“How can dance be sustained by its practitioners in the unstable political and geographical landscape of war?” Satkunaratnam asks this through her text, Moving Bodies, Navigating Conflict: Practicing Bharatanatyam in Colombo, Sri Lanka
(Wesleyan UP, 2020), a groundbreaking ethnographic examination of dance practice in Colombo, Sri Lanka, during the civil war (1983–2009). It is the first book of scholarship on bharata natyam (a classical dance originating in India) in Sri Lanka, and the first on the role of this dance in the country's war. Focusing on women dancers, Ahalya Satkunaratnam shows how they navigated conditions of conflict and a neoliberal, global economy, resisted nationalism and militarism, and advocated for peace. Her interdisciplinary methodology combines historical analysis, methods of dance studies, and dance ethnography.
In this discussion, Satkunaratnam describes her ethnographic work, placing importance on the body, which carries the memory of war and transnational shifts. Satkunaratnam emphasizes trust and freeness in her process of telling stories that disrupt boundaries.
Ahalya Satkunaratnam is professor of arts and humanities at Quest University Canada located in the unceded territories of the Tseil-Watuth, Musqueum, and Squamish peoples. A dancer and choreographer, she has performed across the United States, Canada, India, and Sri Lanka.

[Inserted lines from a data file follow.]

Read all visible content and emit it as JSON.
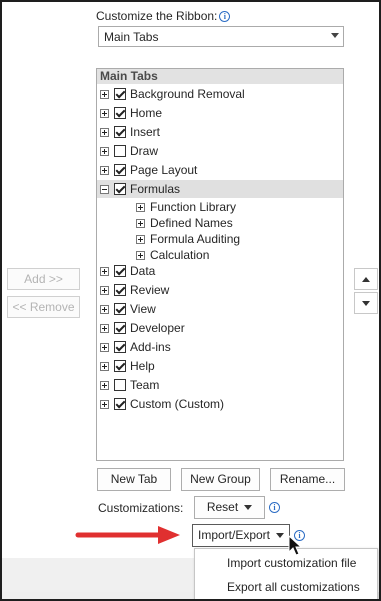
{
  "customize_label": "Customize the Ribbon:",
  "tabs_dropdown": {
    "value": "Main Tabs"
  },
  "tree": {
    "header": "Main Tabs",
    "items": [
      {
        "label": "Background Removal",
        "checked": true,
        "expanded": false,
        "level": 0
      },
      {
        "label": "Home",
        "checked": true,
        "expanded": false,
        "level": 0
      },
      {
        "label": "Insert",
        "checked": true,
        "expanded": false,
        "level": 0
      },
      {
        "label": "Draw",
        "checked": false,
        "expanded": false,
        "level": 0
      },
      {
        "label": "Page Layout",
        "checked": true,
        "expanded": false,
        "level": 0
      },
      {
        "label": "Formulas",
        "checked": true,
        "expanded": true,
        "level": 0,
        "selected": true
      },
      {
        "label": "Function Library",
        "level": 1
      },
      {
        "label": "Defined Names",
        "level": 1
      },
      {
        "label": "Formula Auditing",
        "level": 1
      },
      {
        "label": "Calculation",
        "level": 1
      },
      {
        "label": "Data",
        "checked": true,
        "expanded": false,
        "level": 0
      },
      {
        "label": "Review",
        "checked": true,
        "expanded": false,
        "level": 0
      },
      {
        "label": "View",
        "checked": true,
        "expanded": false,
        "level": 0
      },
      {
        "label": "Developer",
        "checked": true,
        "expanded": false,
        "level": 0
      },
      {
        "label": "Add-ins",
        "checked": true,
        "expanded": false,
        "level": 0
      },
      {
        "label": "Help",
        "checked": true,
        "expanded": false,
        "level": 0
      },
      {
        "label": "Team",
        "checked": false,
        "expanded": false,
        "level": 0
      },
      {
        "label": "Custom (Custom)",
        "checked": true,
        "expanded": false,
        "level": 0
      }
    ]
  },
  "buttons": {
    "add": "Add >>",
    "remove": "<< Remove",
    "new_tab": "New Tab",
    "new_group": "New Group",
    "rename": "Rename...",
    "reset": "Reset",
    "import_export": "Import/Export"
  },
  "customizations_label": "Customizations:",
  "import_export_menu": {
    "items": [
      "Import customization file",
      "Export all customizations"
    ]
  },
  "colors": {
    "annotation_arrow": "#e03030",
    "info_icon": "#2b6cc4"
  },
  "icons": {
    "info": "info-icon",
    "mouse_cursor": "mouse-pointer-icon"
  }
}
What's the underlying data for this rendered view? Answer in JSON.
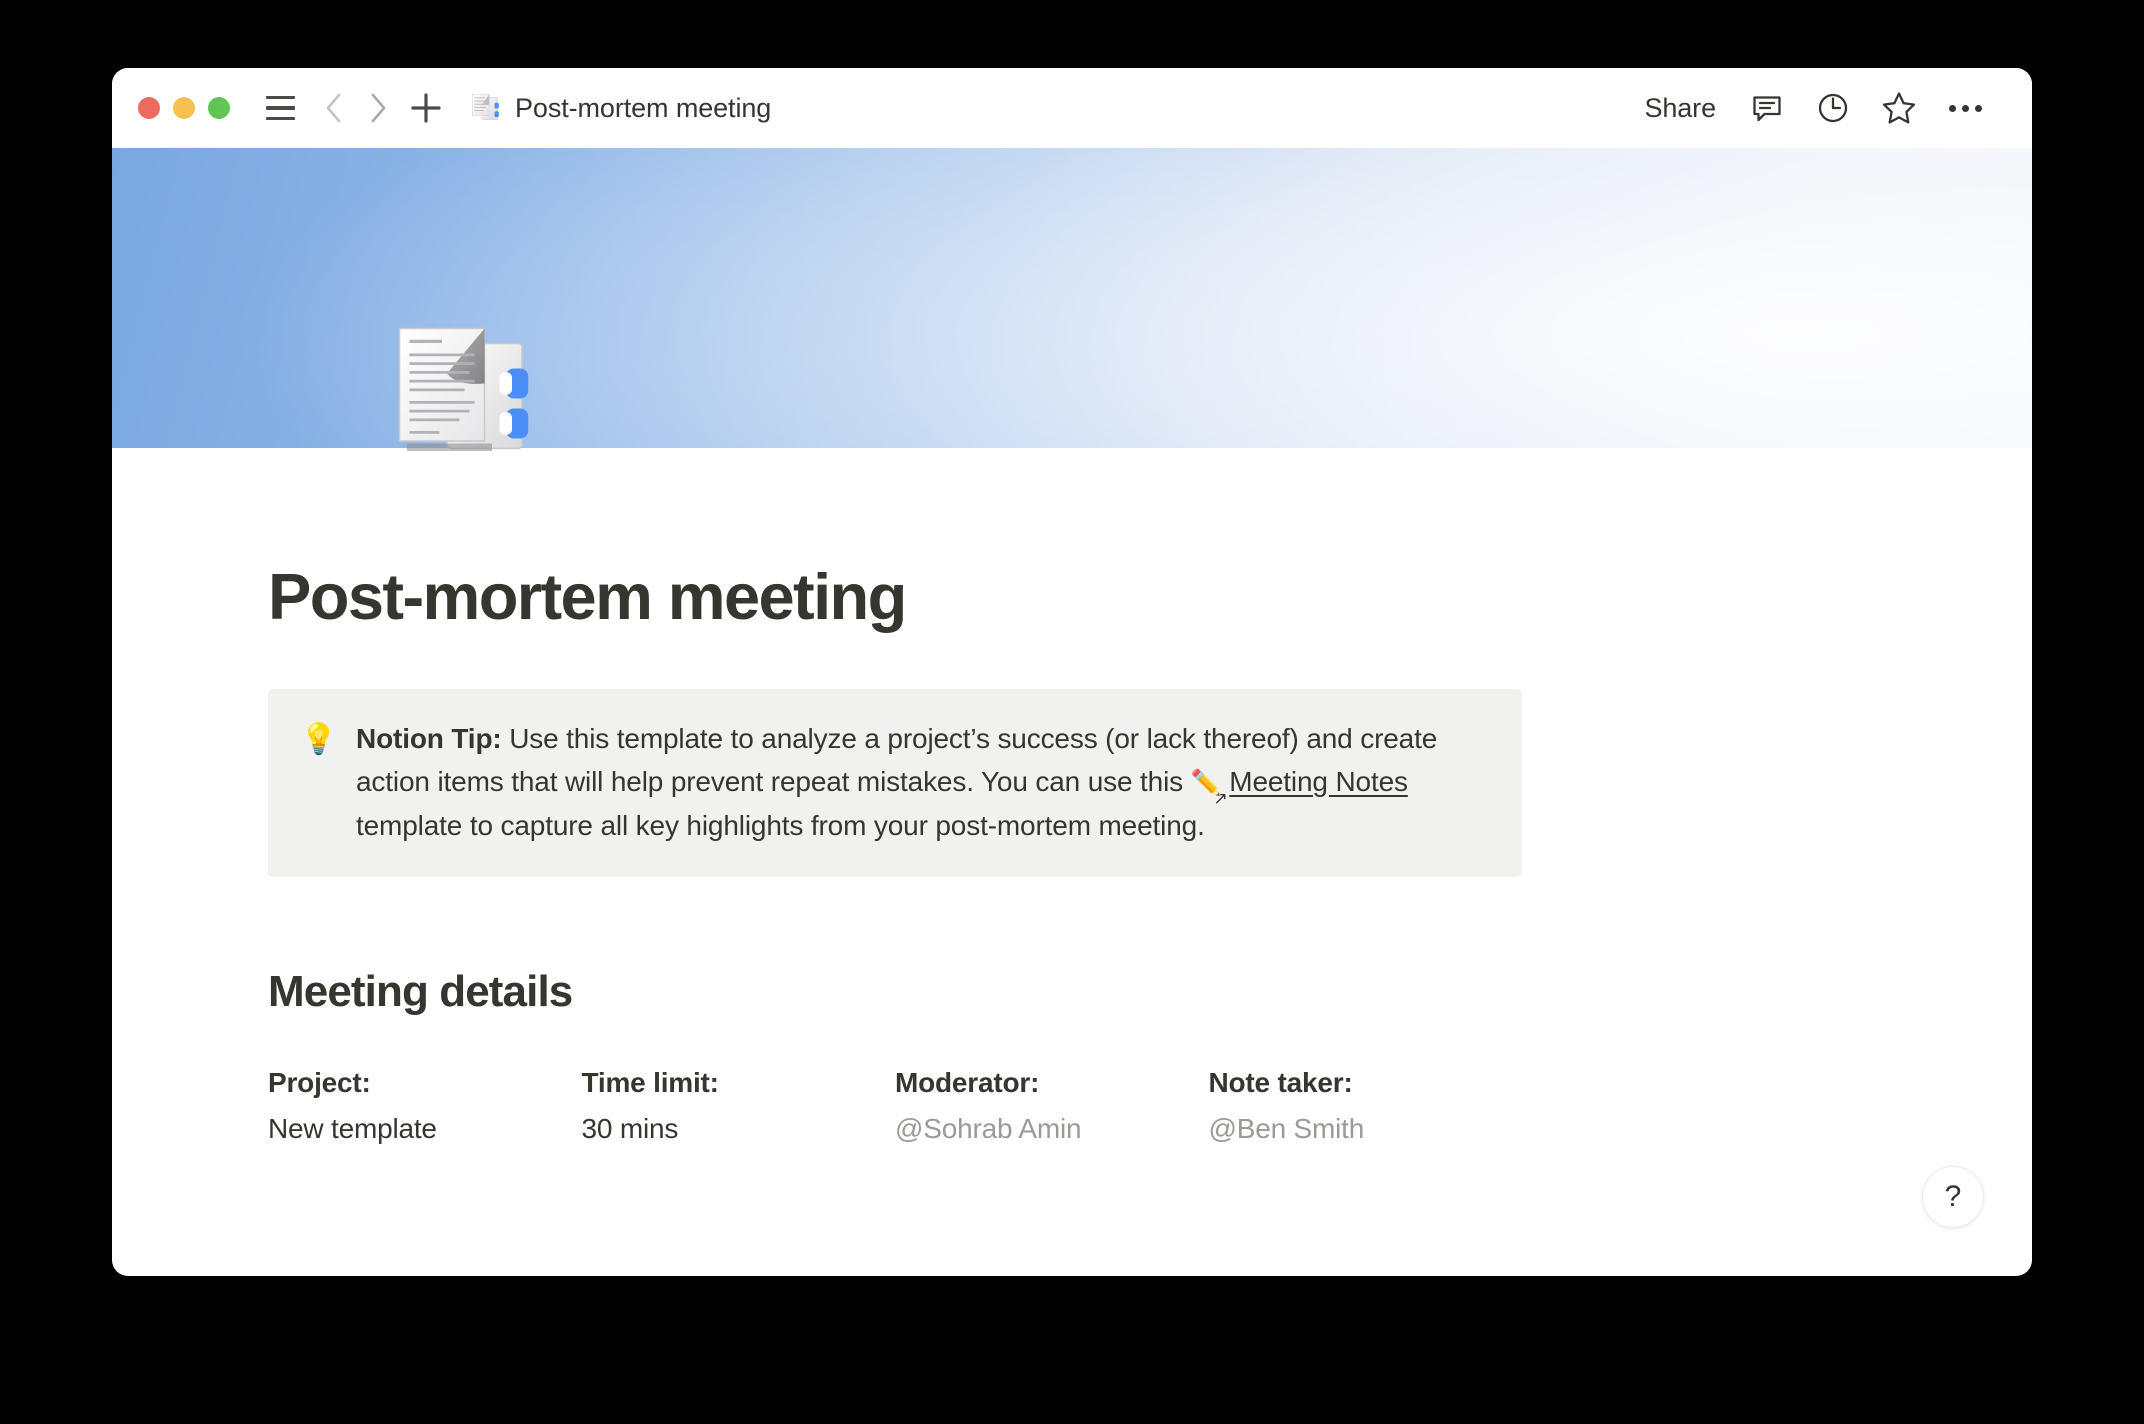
{
  "window": {
    "traffic_lights": [
      {
        "name": "close",
        "color": "#ED6A5E"
      },
      {
        "name": "minimize",
        "color": "#F5C04F"
      },
      {
        "name": "maximize",
        "color": "#61C554"
      }
    ],
    "breadcrumb_title": "Post-mortem meeting",
    "breadcrumb_icon": "pages-document-icon",
    "toolbar": {
      "sidebar_toggle_icon": "hamburger-menu-icon",
      "back_icon": "chevron-left-icon",
      "forward_icon": "chevron-right-icon",
      "new_page_icon": "plus-icon",
      "share_label": "Share",
      "comments_icon": "comment-bubble-icon",
      "history_icon": "clock-history-icon",
      "favorite_icon": "star-icon",
      "more_icon": "ellipsis-icon"
    }
  },
  "cover": {
    "gradient_from": "#7aa7e0",
    "gradient_to": "#e8edf6"
  },
  "page": {
    "icon": "pages-document-icon",
    "title": "Post-mortem meeting"
  },
  "callout": {
    "emoji": "💡",
    "emoji_name": "light-bulb-emoji",
    "lead_bold": "Notion Tip:",
    "text_part_1": " Use this template to analyze a project’s success (or lack thereof) and create action items that will help prevent repeat mistakes. You can use this ",
    "link_emoji": "✏️",
    "link_emoji_name": "pencil-emoji",
    "link_label": "Meeting Notes",
    "text_part_2": " template to capture all key highlights from your post-mortem meeting.",
    "background_color": "#f1f1ef"
  },
  "meeting_details": {
    "heading": "Meeting details",
    "columns": [
      {
        "label": "Project:",
        "value": "New template",
        "is_mention": false
      },
      {
        "label": "Time limit:",
        "value": "30 mins",
        "is_mention": false
      },
      {
        "label": "Moderator:",
        "value": "@Sohrab Amin",
        "is_mention": true
      },
      {
        "label": "Note taker:",
        "value": "@Ben Smith",
        "is_mention": true
      }
    ]
  },
  "help": {
    "label": "?"
  }
}
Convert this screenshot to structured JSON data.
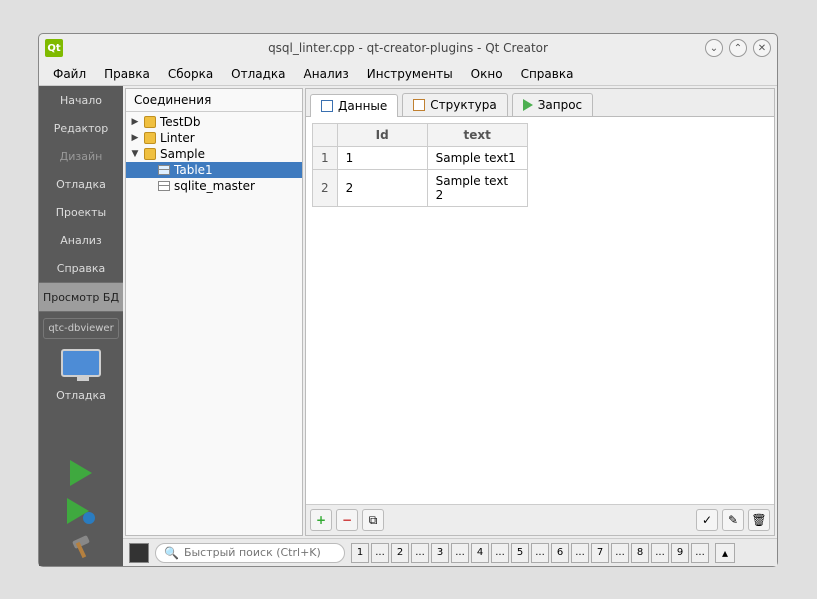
{
  "window": {
    "title": "qsql_linter.cpp - qt-creator-plugins - Qt Creator",
    "icon_label": "Qt"
  },
  "menubar": [
    "Файл",
    "Правка",
    "Сборка",
    "Отладка",
    "Анализ",
    "Инструменты",
    "Окно",
    "Справка"
  ],
  "sidebar": {
    "modes": [
      {
        "label": "Начало",
        "dim": false
      },
      {
        "label": "Редактор",
        "dim": false
      },
      {
        "label": "Дизайн",
        "dim": true
      },
      {
        "label": "Отладка",
        "dim": false
      },
      {
        "label": "Проекты",
        "dim": false
      },
      {
        "label": "Анализ",
        "dim": false
      },
      {
        "label": "Справка",
        "dim": false
      }
    ],
    "db_view": "Просмотр БД",
    "project": "qtc-dbviewer",
    "dbg_label": "Отладка"
  },
  "tree": {
    "title": "Соединения",
    "nodes": [
      {
        "label": "TestDb",
        "expanded": false,
        "level": 0,
        "type": "db"
      },
      {
        "label": "Linter",
        "expanded": false,
        "level": 0,
        "type": "db"
      },
      {
        "label": "Sample",
        "expanded": true,
        "level": 0,
        "type": "db"
      },
      {
        "label": "Table1",
        "level": 1,
        "type": "table",
        "selected": true
      },
      {
        "label": "sqlite_master",
        "level": 1,
        "type": "table"
      }
    ]
  },
  "tabs": [
    {
      "label": "Данные",
      "active": true,
      "icon": "data"
    },
    {
      "label": "Структура",
      "active": false,
      "icon": "struct"
    },
    {
      "label": "Запрос",
      "active": false,
      "icon": "query"
    }
  ],
  "grid": {
    "headers": [
      "Id",
      "text"
    ],
    "rows": [
      {
        "n": "1",
        "cells": [
          "1",
          "Sample text1"
        ]
      },
      {
        "n": "2",
        "cells": [
          "2",
          "Sample text 2"
        ]
      }
    ]
  },
  "search": {
    "placeholder": "Быстрый поиск (Ctrl+K)"
  },
  "pager": [
    "1",
    "...",
    "2",
    "...",
    "3",
    "...",
    "4",
    "...",
    "5",
    "...",
    "6",
    "...",
    "7",
    "...",
    "8",
    "...",
    "9",
    "..."
  ]
}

Preethi Ramaprasad is a performer and doctoral student in Critical Dance Studies at the University of California, Riverside. Her research is based on the politics of bharatanatyam, mythologies, and transnationalism.